‘I’m afraid so,’ replied The Worrier. ‘I’m sorry to say it but I’m quite certain it is the handiwork of Mr Trap and Mr Gig’. The Limping Man’s face didn’t betray any emotion, but he swore softly under his breath. The two men walked on in silence for another hundred yards, lost in their own thoughts for a few brief moments.  The Limping Man was the first to break the introspection.

‘Of course, if Trap and Gig are abroad then this means…’

‘I know full well what it means George,’ said The Worrier quickly, preferring the rest of his companions sentence to remain unsaid.

‘Blackthorne and Company’ finished The Limping Man, ignoring the interjection. ‘It’ll be a bad business, Percy.  Bad business.  It can’t be anything but with that Bastard’s hand at the tiller.  Can you tell which way Trap and Gig went?’ The Worrier considered the question for a few moments.

‘Maybe, George… but I’m sensing something else too.  Another presence. Mainly an impression of fear, but it’s tainted with Trap and Gig’s malevolence.  I think someone witnessed them at their work and yet escaped them.’

The Limping Man swore again, a touch louder this time.

‘That poor soul is going to be in all manner of trouble before too long, Percy’ he said. ‘I don’t think we can just let that go, so I don’t. I’m afraid Trap and Gig will have to wait for a few hours at least’.

‘Do you really think we can help them George?’ asked The Worrier.  ‘We’re almost ten hours behind. Do you think we can get to them before their… contingencies take effect?’

‘Indubitably, Percy’, replied The Limping Man with a sneer of distaste on his face. ‘Bloody well irrefutably as well I should imagine’ he added.

Leave a Comment

Leave a Reply

Fill in your details below or click an icon to log in:

WordPress.com Logo

You are commenting using your WordPress.com account. Log Out / Change )

Twitter picture

You are commenting using your Twitter account. Log Out / Change )

Facebook photo

You are commenting using your Facebook account.

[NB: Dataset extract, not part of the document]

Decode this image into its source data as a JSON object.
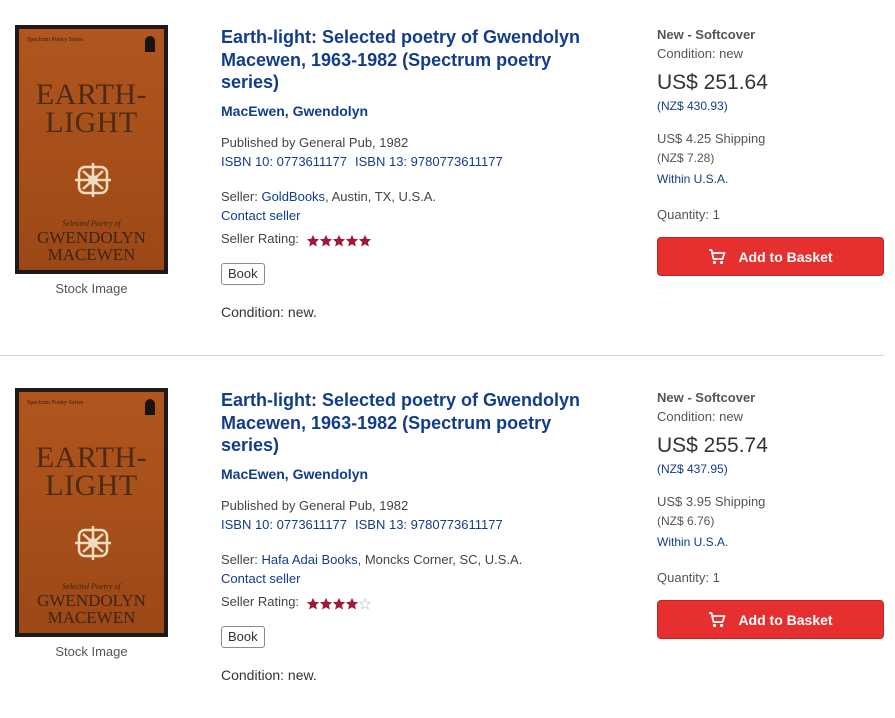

Log Out / Change )

Google+ photo

You are commenting using your Google+ account. Log Out / Change )

Connecting to %s

%d bloggers like this: